IgA protease (cleaves IgA on mucosal surfaces)
ZERO conferred immunity – how?
30. 30 Pathology – N. gonorrhoeae GC is normally acquired by sexual contact, and is normally limited to mucosal columnar epithelial cells including cervix and urethra (dysuria), but also rectum, pharynx, and conjunctiva (corneal scaring & perforation, usually perinatal). Mucosal infections are usually characterized by a maked local neutrophilic response = copious purulent discharge, burning and itching.
GC LPS stimulates the production of tumor necrosis factor, which causes cell damage. Endocervical infection can lead to scared fallopian tubes leading to tubal (ectopic) pregnancy. Progression can lead to sterility.

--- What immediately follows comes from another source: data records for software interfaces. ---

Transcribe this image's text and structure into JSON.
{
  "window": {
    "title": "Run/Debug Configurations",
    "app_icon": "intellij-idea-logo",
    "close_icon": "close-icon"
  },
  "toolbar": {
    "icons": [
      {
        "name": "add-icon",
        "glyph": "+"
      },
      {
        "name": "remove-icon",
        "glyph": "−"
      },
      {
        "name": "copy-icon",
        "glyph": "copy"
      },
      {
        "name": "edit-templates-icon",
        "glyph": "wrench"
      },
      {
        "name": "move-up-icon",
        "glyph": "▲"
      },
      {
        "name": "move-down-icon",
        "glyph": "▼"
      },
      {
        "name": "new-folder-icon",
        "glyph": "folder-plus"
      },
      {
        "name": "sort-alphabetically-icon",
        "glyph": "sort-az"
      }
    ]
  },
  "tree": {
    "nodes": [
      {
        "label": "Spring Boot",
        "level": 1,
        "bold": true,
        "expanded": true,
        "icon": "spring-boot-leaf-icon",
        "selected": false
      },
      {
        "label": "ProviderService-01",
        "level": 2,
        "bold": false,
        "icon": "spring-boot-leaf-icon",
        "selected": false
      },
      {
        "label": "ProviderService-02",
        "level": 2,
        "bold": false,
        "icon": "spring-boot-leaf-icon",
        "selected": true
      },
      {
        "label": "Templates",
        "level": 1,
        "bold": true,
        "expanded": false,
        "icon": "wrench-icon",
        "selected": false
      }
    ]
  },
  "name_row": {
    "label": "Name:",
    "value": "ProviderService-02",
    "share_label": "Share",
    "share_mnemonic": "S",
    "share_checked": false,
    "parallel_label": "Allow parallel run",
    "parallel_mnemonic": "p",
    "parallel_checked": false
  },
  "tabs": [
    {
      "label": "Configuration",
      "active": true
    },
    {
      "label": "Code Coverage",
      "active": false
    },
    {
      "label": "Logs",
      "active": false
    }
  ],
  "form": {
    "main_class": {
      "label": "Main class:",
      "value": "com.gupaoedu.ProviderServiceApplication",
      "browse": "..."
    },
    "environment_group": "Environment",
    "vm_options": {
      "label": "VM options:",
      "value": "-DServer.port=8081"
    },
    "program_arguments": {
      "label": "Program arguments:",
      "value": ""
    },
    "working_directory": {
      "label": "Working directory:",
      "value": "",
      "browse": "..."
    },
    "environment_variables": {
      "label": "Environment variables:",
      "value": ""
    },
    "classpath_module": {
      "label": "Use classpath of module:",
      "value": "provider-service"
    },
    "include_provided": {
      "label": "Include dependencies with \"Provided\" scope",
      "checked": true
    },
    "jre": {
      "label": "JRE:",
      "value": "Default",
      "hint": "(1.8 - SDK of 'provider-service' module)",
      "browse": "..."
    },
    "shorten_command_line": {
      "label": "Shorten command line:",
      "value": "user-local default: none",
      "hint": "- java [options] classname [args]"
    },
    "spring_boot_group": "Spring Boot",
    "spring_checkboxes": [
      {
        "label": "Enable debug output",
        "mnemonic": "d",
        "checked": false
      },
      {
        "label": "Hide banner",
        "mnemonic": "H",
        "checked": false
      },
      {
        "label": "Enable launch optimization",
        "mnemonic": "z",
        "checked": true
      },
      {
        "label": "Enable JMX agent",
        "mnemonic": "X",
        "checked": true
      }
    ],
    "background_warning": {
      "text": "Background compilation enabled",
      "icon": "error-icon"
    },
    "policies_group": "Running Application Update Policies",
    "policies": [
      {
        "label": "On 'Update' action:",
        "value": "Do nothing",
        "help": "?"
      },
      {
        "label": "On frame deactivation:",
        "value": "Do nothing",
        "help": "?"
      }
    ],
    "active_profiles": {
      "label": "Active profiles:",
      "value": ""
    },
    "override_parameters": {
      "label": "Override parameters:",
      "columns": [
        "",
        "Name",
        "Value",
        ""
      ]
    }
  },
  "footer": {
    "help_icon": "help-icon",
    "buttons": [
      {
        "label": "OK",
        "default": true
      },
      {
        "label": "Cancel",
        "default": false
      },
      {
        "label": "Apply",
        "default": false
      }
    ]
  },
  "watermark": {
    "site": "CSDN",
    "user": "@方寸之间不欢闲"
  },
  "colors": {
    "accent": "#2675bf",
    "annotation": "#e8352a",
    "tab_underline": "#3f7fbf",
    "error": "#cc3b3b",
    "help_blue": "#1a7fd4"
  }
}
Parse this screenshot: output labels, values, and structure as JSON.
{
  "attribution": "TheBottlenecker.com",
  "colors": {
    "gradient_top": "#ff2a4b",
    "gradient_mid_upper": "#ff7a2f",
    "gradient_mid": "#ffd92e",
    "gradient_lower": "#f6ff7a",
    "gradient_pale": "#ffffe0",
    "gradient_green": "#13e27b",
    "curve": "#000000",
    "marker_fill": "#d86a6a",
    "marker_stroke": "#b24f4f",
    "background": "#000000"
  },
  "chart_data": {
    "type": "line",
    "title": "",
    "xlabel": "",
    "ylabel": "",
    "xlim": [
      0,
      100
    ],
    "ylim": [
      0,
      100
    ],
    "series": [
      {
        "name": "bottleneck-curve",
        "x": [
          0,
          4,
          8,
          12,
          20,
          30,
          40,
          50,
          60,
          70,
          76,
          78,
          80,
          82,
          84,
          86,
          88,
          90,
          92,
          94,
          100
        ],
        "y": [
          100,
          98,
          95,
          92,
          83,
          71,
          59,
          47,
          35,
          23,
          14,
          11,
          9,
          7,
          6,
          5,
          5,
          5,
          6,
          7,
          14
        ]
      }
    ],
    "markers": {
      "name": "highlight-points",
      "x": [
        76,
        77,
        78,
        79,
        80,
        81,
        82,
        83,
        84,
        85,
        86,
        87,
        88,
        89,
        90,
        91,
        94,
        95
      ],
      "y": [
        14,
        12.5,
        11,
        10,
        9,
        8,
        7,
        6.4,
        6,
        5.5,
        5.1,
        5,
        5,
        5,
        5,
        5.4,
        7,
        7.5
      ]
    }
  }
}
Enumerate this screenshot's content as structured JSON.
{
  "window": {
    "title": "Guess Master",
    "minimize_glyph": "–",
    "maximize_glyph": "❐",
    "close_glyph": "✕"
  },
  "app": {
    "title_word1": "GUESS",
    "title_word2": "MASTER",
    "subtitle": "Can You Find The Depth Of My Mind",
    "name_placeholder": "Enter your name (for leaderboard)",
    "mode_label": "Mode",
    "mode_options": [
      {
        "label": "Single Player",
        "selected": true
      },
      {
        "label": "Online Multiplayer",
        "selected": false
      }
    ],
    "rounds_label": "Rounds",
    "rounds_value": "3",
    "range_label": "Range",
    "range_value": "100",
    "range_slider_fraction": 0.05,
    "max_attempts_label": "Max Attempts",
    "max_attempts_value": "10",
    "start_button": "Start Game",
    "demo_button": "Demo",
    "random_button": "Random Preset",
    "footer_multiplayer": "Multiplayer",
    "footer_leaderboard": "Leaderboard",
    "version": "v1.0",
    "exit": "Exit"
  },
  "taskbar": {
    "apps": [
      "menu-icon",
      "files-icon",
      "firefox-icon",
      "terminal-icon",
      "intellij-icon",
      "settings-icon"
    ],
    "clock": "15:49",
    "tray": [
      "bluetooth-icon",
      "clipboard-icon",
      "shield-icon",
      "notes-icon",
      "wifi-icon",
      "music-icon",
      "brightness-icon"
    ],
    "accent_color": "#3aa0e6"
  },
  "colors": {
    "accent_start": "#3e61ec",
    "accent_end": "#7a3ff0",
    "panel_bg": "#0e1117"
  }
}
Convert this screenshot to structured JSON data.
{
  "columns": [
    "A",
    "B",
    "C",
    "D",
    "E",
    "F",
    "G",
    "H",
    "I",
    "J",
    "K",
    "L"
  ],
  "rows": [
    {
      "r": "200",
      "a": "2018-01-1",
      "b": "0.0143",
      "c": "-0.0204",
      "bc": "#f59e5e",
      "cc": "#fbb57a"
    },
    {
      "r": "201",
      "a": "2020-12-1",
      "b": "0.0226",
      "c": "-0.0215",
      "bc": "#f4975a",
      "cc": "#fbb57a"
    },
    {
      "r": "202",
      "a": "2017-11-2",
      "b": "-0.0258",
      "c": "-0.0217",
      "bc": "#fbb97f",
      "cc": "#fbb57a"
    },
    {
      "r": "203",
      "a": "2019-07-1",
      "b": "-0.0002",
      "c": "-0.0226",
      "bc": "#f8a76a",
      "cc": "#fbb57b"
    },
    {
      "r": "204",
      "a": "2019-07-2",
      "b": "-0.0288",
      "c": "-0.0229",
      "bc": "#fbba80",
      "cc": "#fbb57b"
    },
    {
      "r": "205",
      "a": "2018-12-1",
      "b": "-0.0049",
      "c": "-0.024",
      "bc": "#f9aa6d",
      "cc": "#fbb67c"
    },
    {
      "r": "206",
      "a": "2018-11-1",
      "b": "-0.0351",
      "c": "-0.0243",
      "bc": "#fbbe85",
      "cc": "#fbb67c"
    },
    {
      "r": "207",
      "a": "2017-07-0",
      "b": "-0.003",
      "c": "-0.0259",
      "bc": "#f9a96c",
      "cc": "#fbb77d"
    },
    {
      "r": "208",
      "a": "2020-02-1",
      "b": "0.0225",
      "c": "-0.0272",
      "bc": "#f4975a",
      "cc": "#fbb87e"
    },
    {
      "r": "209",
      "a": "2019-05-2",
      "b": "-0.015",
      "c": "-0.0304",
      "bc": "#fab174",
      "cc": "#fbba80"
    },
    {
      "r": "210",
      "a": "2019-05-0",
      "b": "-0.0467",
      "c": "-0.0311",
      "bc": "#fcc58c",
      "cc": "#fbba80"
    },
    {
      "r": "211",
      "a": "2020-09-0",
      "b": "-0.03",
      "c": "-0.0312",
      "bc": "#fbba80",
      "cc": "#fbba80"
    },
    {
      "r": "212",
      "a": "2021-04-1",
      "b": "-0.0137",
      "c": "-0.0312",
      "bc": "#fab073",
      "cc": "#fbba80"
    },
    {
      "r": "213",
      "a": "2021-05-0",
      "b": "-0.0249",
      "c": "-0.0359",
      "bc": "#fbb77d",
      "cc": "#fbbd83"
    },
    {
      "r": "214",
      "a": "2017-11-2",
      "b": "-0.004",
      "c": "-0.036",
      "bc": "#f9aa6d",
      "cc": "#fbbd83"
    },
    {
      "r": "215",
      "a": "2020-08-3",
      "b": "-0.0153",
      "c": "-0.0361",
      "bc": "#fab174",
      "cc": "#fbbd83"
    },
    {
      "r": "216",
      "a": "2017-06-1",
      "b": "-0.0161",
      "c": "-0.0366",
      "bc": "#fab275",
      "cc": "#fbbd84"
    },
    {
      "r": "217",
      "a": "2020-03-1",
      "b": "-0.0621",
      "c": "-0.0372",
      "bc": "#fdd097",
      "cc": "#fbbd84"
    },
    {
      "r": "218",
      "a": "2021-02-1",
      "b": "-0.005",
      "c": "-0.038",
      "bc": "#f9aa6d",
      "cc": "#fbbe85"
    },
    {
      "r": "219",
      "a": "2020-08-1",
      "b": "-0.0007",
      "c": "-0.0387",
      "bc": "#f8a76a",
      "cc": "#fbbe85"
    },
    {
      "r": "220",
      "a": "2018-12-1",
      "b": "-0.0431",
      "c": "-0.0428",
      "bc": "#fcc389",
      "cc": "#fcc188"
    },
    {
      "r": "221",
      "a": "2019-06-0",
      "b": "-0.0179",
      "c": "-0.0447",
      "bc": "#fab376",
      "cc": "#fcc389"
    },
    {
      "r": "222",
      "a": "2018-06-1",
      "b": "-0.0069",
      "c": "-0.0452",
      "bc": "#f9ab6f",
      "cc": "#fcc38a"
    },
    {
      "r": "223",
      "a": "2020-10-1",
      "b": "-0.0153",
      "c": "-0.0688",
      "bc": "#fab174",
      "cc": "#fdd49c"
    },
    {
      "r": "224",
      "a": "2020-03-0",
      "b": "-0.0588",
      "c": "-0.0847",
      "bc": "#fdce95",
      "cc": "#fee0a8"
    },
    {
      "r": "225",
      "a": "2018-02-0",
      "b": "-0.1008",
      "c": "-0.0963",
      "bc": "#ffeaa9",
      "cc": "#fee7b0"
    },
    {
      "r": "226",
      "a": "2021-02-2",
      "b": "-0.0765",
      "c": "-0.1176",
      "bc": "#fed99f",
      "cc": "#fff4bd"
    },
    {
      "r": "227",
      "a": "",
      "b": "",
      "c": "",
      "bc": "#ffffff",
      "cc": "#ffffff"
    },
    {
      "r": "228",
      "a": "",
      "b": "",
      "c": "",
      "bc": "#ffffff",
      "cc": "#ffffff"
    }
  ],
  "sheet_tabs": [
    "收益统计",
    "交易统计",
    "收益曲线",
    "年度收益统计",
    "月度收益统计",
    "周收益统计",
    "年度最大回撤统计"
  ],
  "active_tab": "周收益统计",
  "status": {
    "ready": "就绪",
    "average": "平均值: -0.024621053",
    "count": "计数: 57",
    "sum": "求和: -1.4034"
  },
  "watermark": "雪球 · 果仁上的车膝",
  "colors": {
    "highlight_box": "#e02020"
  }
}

GC dissemination and bacteremia manifest most commonly as a dermatits-arthritis syndrome, but in rare cases can result in endocarditis and meningitis
31. 31 Pathology continued N. meningitidis: The meningococcus is the #1 cause of meningitis in teenagers and young adults - a highly acute condition that usually follows a mildly symptomatic nasopharyngeal carrier state. Acute manifestations result from intracranial pressure (-itis), and the infection itself – mechanism is thought to be similar to GC.
Early symptoms include fever, malaise, headache & vomiting, progressing with seizures, altered mental status and coma. Fulminant cases have a high mortality rate.
M. Catarrhalis is the 3rd most common cause in the US of sinusitis and otitis media in children (3-4 million cases annually), and rarely progresses to pneumonia. It appears that pathology is related to endotoxin similar to the Neisseria.
32. 32 Antimicrobial Therapy GC was generally susceptible to penicillin in the US until 1976 when a pen-resistant strain was imported from Southeast Asia. This strain proliferated and spread within a few years. These strains are now detected using the cephalosporin (Cefinase) test
These strains are referred to as CMRNG (chromosome mediated resistant N.gonorrhoeae). Tetracycline and Spectinomycin chromosomal mediated resistance strains also occur.
Ceftriaxone, a third generation cephalosporin, is recommended for therapy by CDC.
Penicillin is still the drug of choice for treatment of infections caused by N. meningitidis
Most M. catarrhalis strains produce beta lactamase, and are therefore pen-resistant.